What you may be wondering is when you get to check your car’s next oil change date from your beside alarm clock, or to turn on your BBQ from your phone.  After all, isn’t that what this talk about the IoT is all about?  Well, not exactly.  While that would be cool, we aren’t quite there yet.  And more importantly, that’s not what BlackBerry will be focusing on.

BlackBerry is now (for real this time) focusing on business and enterprise products and solutions.  This allows them to use their strengths to generate real value.  It turns out that BlackBerry can create the most value by catering to enterprise, largely due to their strength in security and reliability when it comes to communications and information.

With BlackBerry in a strong position to lead the way for secure and controlled IoT cloud platform for enterprise, the future for the company is looking brighter than it has been in a while.

The IoT era will come whether we like it or not, and BlackBerry is an excellent position to create a secure foundation for enterprise applications of such data.  Unfortunately for the consumer (can I say “prosumer”?) customers of BlackBerry, Project Ion likely means very little.  What it means for BlackBerry is quite significant, however.  With BlackBerry in a strong position to lead the way for secure and controlled IoT cloud platform for enterprise, the future for the company is looking brighter than it has been in a while.  A success for BlackBerry in such a large market would strengthen BlackBerry’s ability to continue producing devices, including consumer devices that many (such as myself) have come to love.

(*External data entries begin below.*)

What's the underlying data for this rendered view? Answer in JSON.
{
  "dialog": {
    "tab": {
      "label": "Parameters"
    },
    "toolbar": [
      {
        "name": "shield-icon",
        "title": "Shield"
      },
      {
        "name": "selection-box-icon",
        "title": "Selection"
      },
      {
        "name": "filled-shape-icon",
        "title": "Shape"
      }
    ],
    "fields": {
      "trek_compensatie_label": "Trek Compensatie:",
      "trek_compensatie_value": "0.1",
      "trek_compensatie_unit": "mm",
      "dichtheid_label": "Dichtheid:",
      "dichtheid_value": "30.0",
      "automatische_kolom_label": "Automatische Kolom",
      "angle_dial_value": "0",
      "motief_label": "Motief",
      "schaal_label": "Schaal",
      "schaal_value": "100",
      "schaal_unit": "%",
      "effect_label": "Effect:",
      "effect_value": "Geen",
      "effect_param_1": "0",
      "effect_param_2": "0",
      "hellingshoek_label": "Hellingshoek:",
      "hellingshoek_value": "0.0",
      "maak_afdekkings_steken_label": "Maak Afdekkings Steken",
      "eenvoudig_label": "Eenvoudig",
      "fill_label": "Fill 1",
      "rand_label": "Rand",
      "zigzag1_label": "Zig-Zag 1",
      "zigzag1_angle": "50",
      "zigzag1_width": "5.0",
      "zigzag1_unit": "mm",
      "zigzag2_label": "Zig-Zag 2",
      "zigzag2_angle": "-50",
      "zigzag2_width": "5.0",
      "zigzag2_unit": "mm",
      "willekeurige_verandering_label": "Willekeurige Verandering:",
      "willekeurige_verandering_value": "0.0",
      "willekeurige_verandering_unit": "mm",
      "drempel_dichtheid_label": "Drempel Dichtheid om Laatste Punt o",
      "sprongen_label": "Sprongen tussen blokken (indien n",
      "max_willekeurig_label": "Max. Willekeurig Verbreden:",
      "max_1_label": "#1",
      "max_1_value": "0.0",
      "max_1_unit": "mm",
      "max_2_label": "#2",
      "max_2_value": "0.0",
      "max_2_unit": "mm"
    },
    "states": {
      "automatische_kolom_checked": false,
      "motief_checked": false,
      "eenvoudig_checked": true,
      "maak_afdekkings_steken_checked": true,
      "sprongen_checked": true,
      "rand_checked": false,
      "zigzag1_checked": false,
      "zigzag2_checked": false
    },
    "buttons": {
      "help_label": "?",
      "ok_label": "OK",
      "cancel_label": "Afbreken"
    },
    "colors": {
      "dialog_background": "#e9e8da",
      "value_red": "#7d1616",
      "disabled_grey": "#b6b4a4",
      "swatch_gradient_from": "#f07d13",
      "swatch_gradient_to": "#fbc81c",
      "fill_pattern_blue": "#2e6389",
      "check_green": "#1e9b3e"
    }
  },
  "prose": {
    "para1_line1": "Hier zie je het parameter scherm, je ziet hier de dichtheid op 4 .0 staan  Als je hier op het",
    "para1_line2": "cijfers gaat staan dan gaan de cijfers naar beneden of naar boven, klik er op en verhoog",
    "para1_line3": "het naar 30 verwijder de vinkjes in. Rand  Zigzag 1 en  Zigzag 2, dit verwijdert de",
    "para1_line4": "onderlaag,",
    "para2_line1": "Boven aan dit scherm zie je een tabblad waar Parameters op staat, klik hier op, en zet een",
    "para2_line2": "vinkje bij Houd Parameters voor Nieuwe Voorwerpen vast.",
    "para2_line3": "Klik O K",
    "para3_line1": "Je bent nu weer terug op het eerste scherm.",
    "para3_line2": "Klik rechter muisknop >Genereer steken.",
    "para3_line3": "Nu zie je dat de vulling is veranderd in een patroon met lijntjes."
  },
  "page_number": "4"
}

Though BlackBerry 10 has come very far in such a short period of time, consumer mobile devices is not where the company will find the most value at this time.  Project Ion is likely the final frontier for BlackBerry, who is now transitioning from securing the information between smartphones to securing the entire IoT.  This high-margin business is a natural fit for BlackBerry’s DNA and is their raison d’être in the mobile world.